SAA R10bn rescue from sale of stake in Telkom

24 August 2017 - 05:46 By Babalo Ndenze
South African Airways plane. File Photo
South African Airways plane. File Photo
Image: Business Day

Cash-strapped SA Airways is to get a R10-billion bailout through the sale of the government's multibillion-rand stake in Telkom, parliament was told on Wednesday.

DA MP Alf Lees dropped the bombshell in the National Assembly during question time with Deputy President Cyril Ramaphosa when he presented a cabinet memorandum leaked to him as a member of parliament's finance portfolio committee.

The secret memo indicates that cabinet is due to approve a request from Finance Minister Malusi Gigaba to introduce in parliament a special appropriation bill proposing the appropriation of R10-billion to SAA in the current 2017-2018 financial year.

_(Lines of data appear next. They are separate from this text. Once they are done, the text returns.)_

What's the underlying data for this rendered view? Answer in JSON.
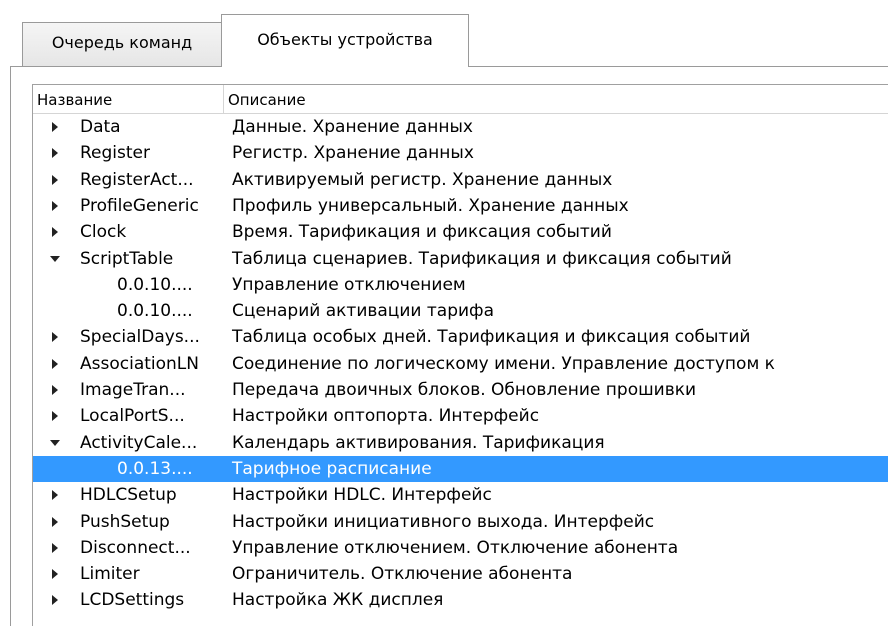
{
  "tabs": {
    "command_queue": "Очередь команд",
    "device_objects": "Объекты устройства"
  },
  "tree": {
    "columns": {
      "name": "Название",
      "description": "Описание"
    },
    "rows": [
      {
        "name": "Data",
        "description": "Данные. Хранение данных",
        "expander": "collapsed",
        "level": 0,
        "selected": false
      },
      {
        "name": "Register",
        "description": "Регистр. Хранение данных",
        "expander": "collapsed",
        "level": 0,
        "selected": false
      },
      {
        "name": "RegisterAct...",
        "description": "Активируемый регистр. Хранение данных",
        "expander": "collapsed",
        "level": 0,
        "selected": false
      },
      {
        "name": "ProfileGeneric",
        "description": "Профиль универсальный. Хранение данных",
        "expander": "collapsed",
        "level": 0,
        "selected": false
      },
      {
        "name": "Clock",
        "description": "Время. Тарификация и фиксация событий",
        "expander": "collapsed",
        "level": 0,
        "selected": false
      },
      {
        "name": "ScriptTable",
        "description": "Таблица сценариев. Тарификация и фиксация событий",
        "expander": "expanded",
        "level": 0,
        "selected": false
      },
      {
        "name": "0.0.10....",
        "description": "Управление отключением",
        "expander": "none",
        "level": 1,
        "selected": false
      },
      {
        "name": "0.0.10....",
        "description": "Сценарий активации тарифа",
        "expander": "none",
        "level": 1,
        "selected": false
      },
      {
        "name": "SpecialDays...",
        "description": "Таблица особых дней. Тарификация и фиксация событий",
        "expander": "collapsed",
        "level": 0,
        "selected": false
      },
      {
        "name": "AssociationLN",
        "description": "Соединение по логическому имени. Управление доступом к",
        "expander": "collapsed",
        "level": 0,
        "selected": false
      },
      {
        "name": "ImageTran...",
        "description": "Передача двоичных блоков. Обновление прошивки",
        "expander": "collapsed",
        "level": 0,
        "selected": false
      },
      {
        "name": "LocalPortS...",
        "description": "Настройки оптопорта. Интерфейс",
        "expander": "collapsed",
        "level": 0,
        "selected": false
      },
      {
        "name": "ActivityCale...",
        "description": "Календарь активирования. Тарификация",
        "expander": "expanded",
        "level": 0,
        "selected": false
      },
      {
        "name": "0.0.13....",
        "description": "Тарифное расписание",
        "expander": "none",
        "level": 1,
        "selected": true
      },
      {
        "name": "HDLCSetup",
        "description": "Настройки HDLC. Интерфейс",
        "expander": "collapsed",
        "level": 0,
        "selected": false
      },
      {
        "name": "PushSetup",
        "description": "Настройки инициативного выхода. Интерфейс",
        "expander": "collapsed",
        "level": 0,
        "selected": false
      },
      {
        "name": "Disconnect...",
        "description": "Управление отключением. Отключение абонента",
        "expander": "collapsed",
        "level": 0,
        "selected": false
      },
      {
        "name": "Limiter",
        "description": "Ограничитель. Отключение абонента",
        "expander": "collapsed",
        "level": 0,
        "selected": false
      },
      {
        "name": "LCDSettings",
        "description": "Настройка ЖК дисплея",
        "expander": "collapsed",
        "level": 0,
        "selected": false
      }
    ]
  }
}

Lees presented the memo using parliamentary privilege that protects him from possible prosecution.

Do you support the sale of a good asset to save a bad asset?
DA MP Alf Lees

The draft bill would allow for the release of R7-billion to be transferred to SAA in tranches and for Gigaba to impose certain conditions.

A government guarantee of R2.2-billion was transferred to SAA on June 30 this year.

The sale of the government shares in Telkom is valued at R14-billion, or 40% of the parastatal.

"This was handed to the executive yesterday and indicated Gigaba is planning to give SAA a R10-billion bailout primarily by selling government shares in Telkom.

"Do you support the sale of a good asset to save a bad asset, and has cabinet approved this move?" asked Lees.

Shortly thereafter, Ramaphosa and Gigaba were seen exchanging notes before Gigaba rushed out of the house.

EFF MP Mbuyiseni Ndlozi said it was questionable that the government was
sacrificing its shareholding in Telkom for a badly run SAA.

"How do you explain selling your stake in Telkom to go and reward Dudu Myeni (chairman) in SAA ... selling it to go and save an incompetent, corrupt board in SAA," he said.

But Ramaphosa said strategic assets owned by government remained under constant review.

"We continue to discuss assets that are strategic. Issues like that are always
discussed by government, cabinet and indeed by committees," said Ramaphosa.

Gigaba's office could not be reached at the time of going to print on Wednesday.

The news came just hours after the management of SAA and Myeni were grilled by the Standing Committee on Public Accounts about financial mismanagement amounting to billions.

Myeni told Scopa SAA was in advanced negotiations with the Treasury to get more state funding to keep the airline afloat.